How Likely Is it for Colon Cancer & Rectal Cancer to Occur Together?

Many people assume that colon cancer and rectal cancer are the same thing or that they have a cause-and-effect relationship. However, while these two distinct conditions have many similarities, including their symptoms, they also have several key differences.

Differences between colon cancer and rectal cancer

The first differentiating factor between colon cancer and rectal cancer is the area of the body in which the conditions originate. Both the colon and rectum are parts of the large intestine. However, the colon consists of the first several feet of the large intestine, while the rectum consists of the last few inches where the large intestine attaches to the anus.

Other differences between colon cancer and rectal cancer include:
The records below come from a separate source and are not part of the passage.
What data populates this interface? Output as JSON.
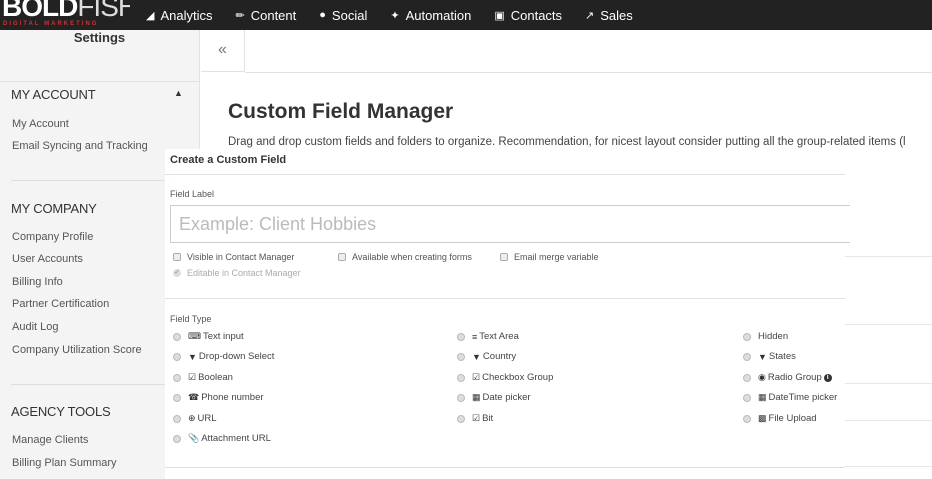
{
  "brand": {
    "name_bold": "BOLD",
    "name_thin": "FISH",
    "tagline": "DIGITAL MARKETING"
  },
  "nav": [
    {
      "label": "Analytics",
      "icon": "chart-icon"
    },
    {
      "label": "Content",
      "icon": "pencil-icon"
    },
    {
      "label": "Social",
      "icon": "chat-icon"
    },
    {
      "label": "Automation",
      "icon": "magic-wand-icon"
    },
    {
      "label": "Contacts",
      "icon": "contact-card-icon"
    },
    {
      "label": "Sales",
      "icon": "trend-icon"
    }
  ],
  "sidebar": {
    "title": "Settings",
    "sections": [
      {
        "heading": "MY ACCOUNT",
        "items": [
          "My Account",
          "Email Syncing and Tracking"
        ]
      },
      {
        "heading": "MY COMPANY",
        "items": [
          "Company Profile",
          "User Accounts",
          "Billing Info",
          "Partner Certification",
          "Audit Log",
          "Company Utilization Score"
        ]
      },
      {
        "heading": "AGENCY TOOLS",
        "items": [
          "Manage Clients",
          "Billing Plan Summary"
        ]
      }
    ]
  },
  "collapse_label": "«",
  "page": {
    "title": "Custom Field Manager",
    "description": "Drag and drop custom fields and folders to organize. Recommendation, for nicest layout consider putting all the group-related items (l"
  },
  "modal": {
    "title": "Create a Custom Field",
    "field_label": "Field Label",
    "placeholder": "Example: Client Hobbies",
    "options": {
      "visible": "Visible in Contact Manager",
      "available": "Available when creating forms",
      "merge": "Email merge variable",
      "editable": "Editable in Contact Manager"
    },
    "field_type_label": "Field Type",
    "field_types": [
      [
        {
          "label": "Text input",
          "icon": "text-input-icon"
        },
        {
          "label": "Text Area",
          "icon": "text-area-icon"
        },
        {
          "label": "Hidden",
          "icon": ""
        }
      ],
      [
        {
          "label": "Drop-down Select",
          "icon": "dropdown-icon"
        },
        {
          "label": "Country",
          "icon": "dropdown-icon"
        },
        {
          "label": "States",
          "icon": "dropdown-icon"
        }
      ],
      [
        {
          "label": "Boolean",
          "icon": "checkbox-icon"
        },
        {
          "label": "Checkbox Group",
          "icon": "checkbox-icon"
        },
        {
          "label": "Radio Group",
          "icon": "radio-icon"
        }
      ],
      [
        {
          "label": "Phone number",
          "icon": "phone-icon"
        },
        {
          "label": "Date picker",
          "icon": "calendar-icon"
        },
        {
          "label": "DateTime picker",
          "icon": "calendar-icon"
        }
      ],
      [
        {
          "label": "URL",
          "icon": "globe-icon"
        },
        {
          "label": "Bit",
          "icon": "checkbox-icon"
        },
        {
          "label": "File Upload",
          "icon": "file-icon"
        }
      ],
      [
        {
          "label": "Attachment URL",
          "icon": "paperclip-icon"
        }
      ]
    ]
  }
}
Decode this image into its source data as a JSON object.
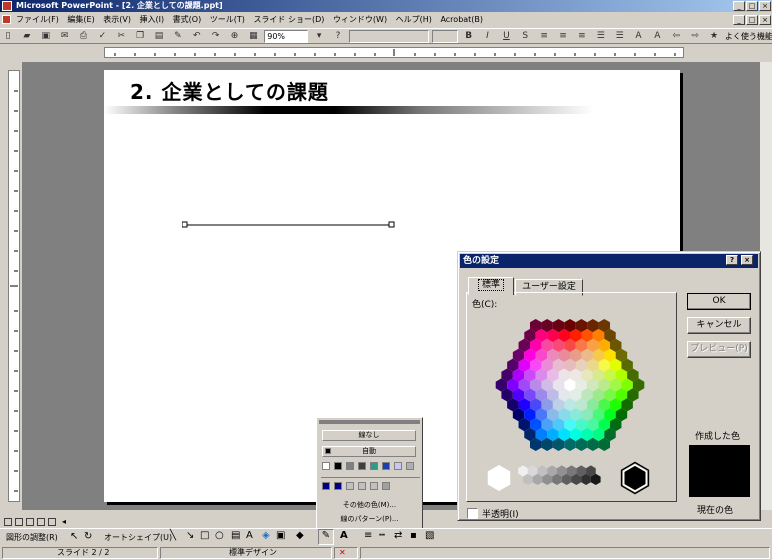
{
  "window": {
    "title": "Microsoft PowerPoint - [2. 企業としての課題.ppt]"
  },
  "menu": {
    "items": [
      "ファイル(F)",
      "編集(E)",
      "表示(V)",
      "挿入(I)",
      "書式(O)",
      "ツール(T)",
      "スライド ショー(D)",
      "ウィンドウ(W)",
      "ヘルプ(H)",
      "Acrobat(B)"
    ]
  },
  "toolbar": {
    "zoom": "90%",
    "frequent_label": "よく使う機能(O)"
  },
  "slide": {
    "title": "2. 企業としての課題"
  },
  "color_dialog": {
    "title": "色の設定",
    "help_label": "?",
    "close_label": "×",
    "tab_standard": "標準",
    "tab_custom": "ユーザー設定",
    "colors_label": "色(C):",
    "ok_label": "OK",
    "cancel_label": "キャンセル",
    "preview_label": "プレビュー(P)",
    "new_color_label": "作成した色",
    "current_color_label": "現在の色",
    "translucent_label": "半透明(I)",
    "selected_color": "#000000"
  },
  "line_color_popup": {
    "no_line_label": "線なし",
    "auto_label": "自動",
    "more_colors_label": "その他の色(M)...",
    "patterns_label": "線のパターン(P)...",
    "scheme_colors": [
      "#ffffff",
      "#000000",
      "#808080",
      "#404040",
      "#2e9b8a",
      "#1f3fa8",
      "#c8c8f0",
      "#b0b0b0"
    ],
    "recent_colors": [
      "#000080",
      "#000080",
      "#c0c0c0",
      "#c0c0c0",
      "#c0c0c0",
      "#a0a0a0"
    ]
  },
  "drawing_toolbar": {
    "draw_menu": "図形の調整(R)",
    "autoshapes_menu": "オートシェイプ(U)"
  },
  "status": {
    "slide_indicator": "スライド 2 / 2",
    "design": "標準デザイン"
  }
}
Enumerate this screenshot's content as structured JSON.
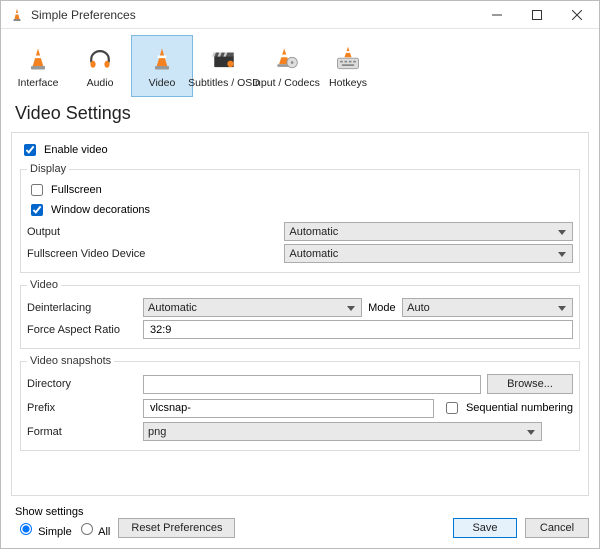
{
  "window": {
    "title": "Simple Preferences"
  },
  "tabs": {
    "interface": "Interface",
    "audio": "Audio",
    "video": "Video",
    "subtitles": "Subtitles / OSD",
    "input": "Input / Codecs",
    "hotkeys": "Hotkeys"
  },
  "heading": "Video Settings",
  "enable_video": "Enable video",
  "display": {
    "legend": "Display",
    "fullscreen": "Fullscreen",
    "window_decorations": "Window decorations",
    "output_label": "Output",
    "output_value": "Automatic",
    "fsdevice_label": "Fullscreen Video Device",
    "fsdevice_value": "Automatic"
  },
  "video": {
    "legend": "Video",
    "deinterlacing_label": "Deinterlacing",
    "deinterlacing_value": "Automatic",
    "mode_label": "Mode",
    "mode_value": "Auto",
    "force_ar_label": "Force Aspect Ratio",
    "force_ar_value": "32:9"
  },
  "snapshots": {
    "legend": "Video snapshots",
    "directory_label": "Directory",
    "directory_value": "",
    "browse": "Browse...",
    "prefix_label": "Prefix",
    "prefix_value": "vlcsnap-",
    "seq_numbering": "Sequential numbering",
    "format_label": "Format",
    "format_value": "png"
  },
  "footer": {
    "show_settings": "Show settings",
    "simple": "Simple",
    "all": "All",
    "reset": "Reset Preferences",
    "save": "Save",
    "cancel": "Cancel"
  }
}
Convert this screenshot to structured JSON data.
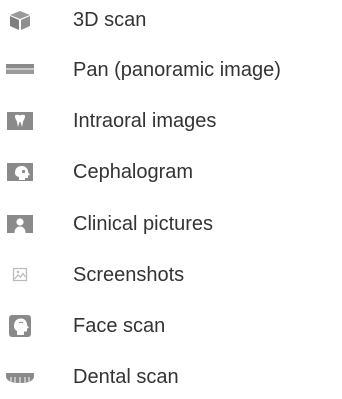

  • Prevention strategies – There are several screening tests available that can potentially detect colon and rectal cancers in early stages, when they are generally more treatable. Depending on a patient’s risk factors, symptoms and other considerations, a physician can recommend the most appropriate screening strategy, which many include a colonoscopy, sigmoidoscopy, CT colonography, stool test or fecal occult blood test.
  • Potential for tumor spread – In comparison to the colon, the rectum is much shorter in length, and it is also situated in a much tighter spot within the pelvic region. For these reasons, rectal cancer can be more challenging to treat and therefore is more likely to spread than colon cancer.
  • Treatment options – Both colon and rectal cancer can be treated with surgery and/or chemotherapy. While radiation therapy may also be recommended for treating rectal cancer, this approach is not commonly used to address colon cancer.

If left untreated, colon cancer can potentially spread throughout the large intestine and to other areas of the body. This also holds true for rectal cancer. When the two conditions occur – either separately or together – they are often referred to as colorectal cancer.

If you’d like to learn more about cancers that affect the colon and rectum, you can request an appointment with an oncologist in the Gastrointestinal Oncology Program at Moffitt Cancer Center. Call 1-888-663-3488 or complete our new patient registration form online. We do not require referrals.